All entries below are to be returned exactly, with pictures left out.
[Data provided]
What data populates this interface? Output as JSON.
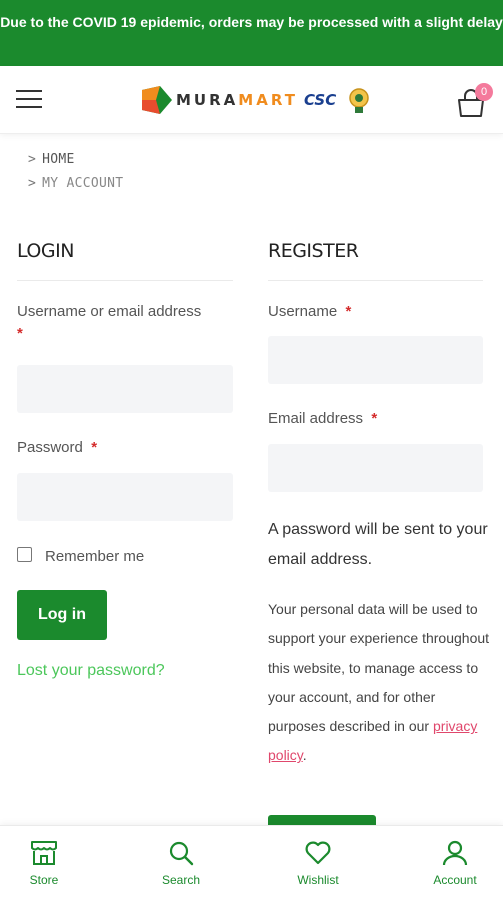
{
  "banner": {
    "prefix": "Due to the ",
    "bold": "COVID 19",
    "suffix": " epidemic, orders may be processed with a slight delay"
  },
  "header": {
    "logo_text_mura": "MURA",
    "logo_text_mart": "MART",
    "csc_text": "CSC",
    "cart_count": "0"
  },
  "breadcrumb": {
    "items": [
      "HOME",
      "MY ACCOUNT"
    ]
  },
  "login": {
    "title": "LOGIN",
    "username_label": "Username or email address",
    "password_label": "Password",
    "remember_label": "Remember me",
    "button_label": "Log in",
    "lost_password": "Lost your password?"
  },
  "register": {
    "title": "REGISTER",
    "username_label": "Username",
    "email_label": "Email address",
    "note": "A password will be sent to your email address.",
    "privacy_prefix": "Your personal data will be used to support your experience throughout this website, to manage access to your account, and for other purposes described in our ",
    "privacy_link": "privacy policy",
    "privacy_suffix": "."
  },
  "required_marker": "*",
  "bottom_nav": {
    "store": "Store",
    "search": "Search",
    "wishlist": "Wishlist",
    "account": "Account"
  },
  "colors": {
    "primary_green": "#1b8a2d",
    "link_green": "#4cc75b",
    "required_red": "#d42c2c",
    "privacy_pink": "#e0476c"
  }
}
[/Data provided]
# [Response]
What data populates this interface? Output as JSON.
{
  "banner": {
    "prefix": "Due to the ",
    "bold": "COVID 19",
    "suffix": " epidemic, orders may be processed with a slight delay"
  },
  "header": {
    "logo_text_mura": "MURA",
    "logo_text_mart": "MART",
    "csc_text": "CSC",
    "cart_count": "0"
  },
  "breadcrumb": {
    "items": [
      "HOME",
      "MY ACCOUNT"
    ]
  },
  "login": {
    "title": "LOGIN",
    "username_label": "Username or email address",
    "password_label": "Password",
    "remember_label": "Remember me",
    "button_label": "Log in",
    "lost_password": "Lost your password?"
  },
  "register": {
    "title": "REGISTER",
    "username_label": "Username",
    "email_label": "Email address",
    "note": "A password will be sent to your email address.",
    "privacy_prefix": "Your personal data will be used to support your experience throughout this website, to manage access to your account, and for other purposes described in our ",
    "privacy_link": "privacy policy",
    "privacy_suffix": "."
  },
  "required_marker": "*",
  "bottom_nav": {
    "store": "Store",
    "search": "Search",
    "wishlist": "Wishlist",
    "account": "Account"
  },
  "colors": {
    "primary_green": "#1b8a2d",
    "link_green": "#4cc75b",
    "required_red": "#d42c2c",
    "privacy_pink": "#e0476c"
  }
}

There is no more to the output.